Sheffield Council gives its view on opening up gates under Moorfoot building
Opening up the gates under a key Sheffield city centre building is a ‘highly desirable thing to do’, Sheffield Council has said.
The authority said it was aware of a campaign to open the gates under the Moorfoot building to allow greater access between The Moor and London Road.
It comes after a group which reviews the Sheffield Labour Party Planning Policy Forum renewed their calls and published research detailing multi-million pound plans, which could also see an overpass built at St Mary’s Gate and a new community square just outside the building.
While welcoming the proposals, the council added that the cost of the proposal would need to be prioritised against other projects.

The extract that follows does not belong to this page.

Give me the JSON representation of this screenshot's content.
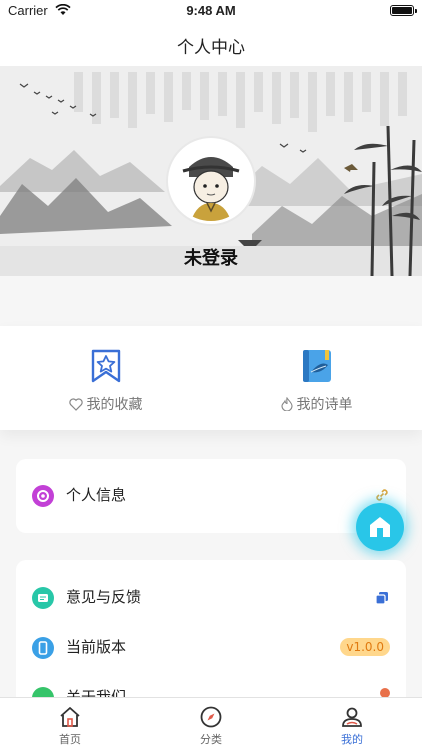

In a statement, the council said: “Opening up the links from London Road to The Moor is a highly desirable thing to do.
“However, it is not as simple as just throwing open the gates, given, among other things, issues like pedestrian safety, access to the car park, lighting and security.
“There is a cost to the proposal, which then needs prioritising against other key projects.”
The pyramid building is currently occupied by Sheffield Council but the gates remain closed despite previous calls to open them up.
Geoff Green, from the planning review group, said: “The rationale is to increase footfall and bring vibrancy and diversity to the bottom of The Moor and open up London Road to the city centre more – I think it’s a win, win.”
Mr Green said the group had commissioned work by the University of Sheffield architectural students, which showed there was ‘big support’ from the business community, residents, shoppers, councillors and both universities.
The research showed the group were first calling for the existing gates to be opened up and then two possible options of either widening the existing underpass or removing it and realigning London Road.
The first option would cost around £24 million, while the creation of a cultural gateway would cost around £117 million.
Mr Green added: “The gates serve no useful purpose at all – you can enter by going behind them.
“It would increase footfall on The Moor by opening it up to the vibrant communities on London Road and make for a more human city.”